- Task directions -
Write the listing out again, exactly as it reads below.

- Working data -

========================================

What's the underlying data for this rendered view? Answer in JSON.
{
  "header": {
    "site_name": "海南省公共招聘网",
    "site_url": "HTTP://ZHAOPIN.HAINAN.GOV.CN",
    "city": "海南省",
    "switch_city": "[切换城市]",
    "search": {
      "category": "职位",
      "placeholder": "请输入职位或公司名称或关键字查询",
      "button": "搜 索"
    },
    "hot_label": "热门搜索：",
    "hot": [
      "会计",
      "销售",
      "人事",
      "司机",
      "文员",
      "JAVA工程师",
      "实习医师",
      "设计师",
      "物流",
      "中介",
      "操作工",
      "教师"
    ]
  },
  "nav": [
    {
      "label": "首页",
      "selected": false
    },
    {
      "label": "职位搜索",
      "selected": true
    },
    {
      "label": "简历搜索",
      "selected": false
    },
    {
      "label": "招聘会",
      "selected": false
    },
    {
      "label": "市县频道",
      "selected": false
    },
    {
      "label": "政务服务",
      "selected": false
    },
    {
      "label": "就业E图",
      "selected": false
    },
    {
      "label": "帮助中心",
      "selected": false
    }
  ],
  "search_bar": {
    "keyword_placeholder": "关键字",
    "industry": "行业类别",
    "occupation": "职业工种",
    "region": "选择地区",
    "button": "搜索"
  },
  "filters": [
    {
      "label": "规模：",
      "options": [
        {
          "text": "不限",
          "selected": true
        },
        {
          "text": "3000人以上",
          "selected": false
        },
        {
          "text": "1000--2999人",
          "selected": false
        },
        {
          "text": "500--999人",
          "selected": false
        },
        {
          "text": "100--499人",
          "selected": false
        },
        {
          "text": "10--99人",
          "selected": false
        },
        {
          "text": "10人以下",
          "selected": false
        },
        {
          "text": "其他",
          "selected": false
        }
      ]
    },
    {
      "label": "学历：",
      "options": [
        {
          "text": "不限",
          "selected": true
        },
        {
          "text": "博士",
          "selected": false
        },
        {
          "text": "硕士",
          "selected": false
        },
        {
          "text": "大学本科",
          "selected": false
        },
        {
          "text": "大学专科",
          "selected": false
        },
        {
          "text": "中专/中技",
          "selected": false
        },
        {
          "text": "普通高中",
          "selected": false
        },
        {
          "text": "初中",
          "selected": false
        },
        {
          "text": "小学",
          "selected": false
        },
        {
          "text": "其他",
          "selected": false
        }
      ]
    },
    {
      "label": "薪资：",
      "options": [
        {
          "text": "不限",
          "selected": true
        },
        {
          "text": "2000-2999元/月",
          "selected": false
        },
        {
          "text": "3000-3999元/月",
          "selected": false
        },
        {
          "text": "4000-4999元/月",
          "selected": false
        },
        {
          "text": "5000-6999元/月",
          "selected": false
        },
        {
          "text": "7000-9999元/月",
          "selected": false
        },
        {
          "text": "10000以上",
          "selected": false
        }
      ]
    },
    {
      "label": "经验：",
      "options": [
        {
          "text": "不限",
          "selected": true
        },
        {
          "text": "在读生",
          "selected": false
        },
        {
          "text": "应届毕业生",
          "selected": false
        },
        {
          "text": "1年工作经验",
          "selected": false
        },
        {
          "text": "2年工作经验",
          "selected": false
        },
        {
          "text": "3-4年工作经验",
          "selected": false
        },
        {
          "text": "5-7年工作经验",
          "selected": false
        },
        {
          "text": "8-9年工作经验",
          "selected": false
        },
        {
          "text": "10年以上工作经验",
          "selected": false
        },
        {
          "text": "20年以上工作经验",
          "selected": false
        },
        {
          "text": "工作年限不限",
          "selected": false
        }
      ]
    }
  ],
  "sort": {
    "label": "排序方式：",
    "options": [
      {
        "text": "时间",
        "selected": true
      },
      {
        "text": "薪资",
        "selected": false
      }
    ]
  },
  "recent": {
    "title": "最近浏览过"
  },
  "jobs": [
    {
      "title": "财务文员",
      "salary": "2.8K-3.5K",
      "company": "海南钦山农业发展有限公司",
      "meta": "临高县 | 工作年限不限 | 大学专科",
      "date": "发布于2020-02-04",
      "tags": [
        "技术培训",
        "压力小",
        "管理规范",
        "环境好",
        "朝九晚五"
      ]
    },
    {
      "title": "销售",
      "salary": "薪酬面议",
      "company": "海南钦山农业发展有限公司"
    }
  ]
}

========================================

- Answer to the problem -
What's the underlying data for this rendered view? Answer in JSON.
{
  "header": {
    "site_name": "海南省公共招聘网",
    "site_url": "HTTP://ZHAOPIN.HAINAN.GOV.CN",
    "city": "海南省",
    "switch_city": "[切换城市]",
    "search": {
      "category": "职位",
      "placeholder": "请输入职位或公司名称或关键字查询",
      "button": "搜 索"
    },
    "hot_label": "热门搜索：",
    "hot": [
      "会计",
      "销售",
      "人事",
      "司机",
      "文员",
      "JAVA工程师",
      "实习医师",
      "设计师",
      "物流",
      "中介",
      "操作工",
      "教师"
    ]
  },
  "nav": [
    {
      "label": "首页",
      "selected": false
    },
    {
      "label": "职位搜索",
      "selected": true
    },
    {
      "label": "简历搜索",
      "selected": false
    },
    {
      "label": "招聘会",
      "selected": false
    },
    {
      "label": "市县频道",
      "selected": false
    },
    {
      "label": "政务服务",
      "selected": false
    },
    {
      "label": "就业E图",
      "selected": false
    },
    {
      "label": "帮助中心",
      "selected": false
    }
  ],
  "search_bar": {
    "keyword_placeholder": "关键字",
    "industry": "行业类别",
    "occupation": "职业工种",
    "region": "选择地区",
    "button": "搜索"
  },
  "filters": [
    {
      "label": "规模：",
      "options": [
        {
          "text": "不限",
          "selected": true
        },
        {
          "text": "3000人以上",
          "selected": false
        },
        {
          "text": "1000--2999人",
          "selected": false
        },
        {
          "text": "500--999人",
          "selected": false
        },
        {
          "text": "100--499人",
          "selected": false
        },
        {
          "text": "10--99人",
          "selected": false
        },
        {
          "text": "10人以下",
          "selected": false
        },
        {
          "text": "其他",
          "selected": false
        }
      ]
    },
    {
      "label": "学历：",
      "options": [
        {
          "text": "不限",
          "selected": true
        },
        {
          "text": "博士",
          "selected": false
        },
        {
          "text": "硕士",
          "selected": false
        },
        {
          "text": "大学本科",
          "selected": false
        },
        {
          "text": "大学专科",
          "selected": false
        },
        {
          "text": "中专/中技",
          "selected": false
        },
        {
          "text": "普通高中",
          "selected": false
        },
        {
          "text": "初中",
          "selected": false
        },
        {
          "text": "小学",
          "selected": false
        },
        {
          "text": "其他",
          "selected": false
        }
      ]
    },
    {
      "label": "薪资：",
      "options": [
        {
          "text": "不限",
          "selected": true
        },
        {
          "text": "2000-2999元/月",
          "selected": false
        },
        {
          "text": "3000-3999元/月",
          "selected": false
        },
        {
          "text": "4000-4999元/月",
          "selected": false
        },
        {
          "text": "5000-6999元/月",
          "selected": false
        },
        {
          "text": "7000-9999元/月",
          "selected": false
        },
        {
          "text": "10000以上",
          "selected": false
        }
      ]
    },
    {
      "label": "经验：",
      "options": [
        {
          "text": "不限",
          "selected": true
        },
        {
          "text": "在读生",
          "selected": false
        },
        {
          "text": "应届毕业生",
          "selected": false
        },
        {
          "text": "1年工作经验",
          "selected": false
        },
        {
          "text": "2年工作经验",
          "selected": false
        },
        {
          "text": "3-4年工作经验",
          "selected": false
        },
        {
          "text": "5-7年工作经验",
          "selected": false
        },
        {
          "text": "8-9年工作经验",
          "selected": false
        },
        {
          "text": "10年以上工作经验",
          "selected": false
        },
        {
          "text": "20年以上工作经验",
          "selected": false
        },
        {
          "text": "工作年限不限",
          "selected": false
        }
      ]
    }
  ],
  "sort": {
    "label": "排序方式：",
    "options": [
      {
        "text": "时间",
        "selected": true
      },
      {
        "text": "薪资",
        "selected": false
      }
    ]
  },
  "recent": {
    "title": "最近浏览过"
  },
  "jobs": [
    {
      "title": "财务文员",
      "salary": "2.8K-3.5K",
      "company": "海南钦山农业发展有限公司",
      "meta": "临高县 | 工作年限不限 | 大学专科",
      "date": "发布于2020-02-04",
      "tags": [
        "技术培训",
        "压力小",
        "管理规范",
        "环境好",
        "朝九晚五"
      ]
    },
    {
      "title": "销售",
      "salary": "薪酬面议",
      "company": "海南钦山农业发展有限公司"
    }
  ]
}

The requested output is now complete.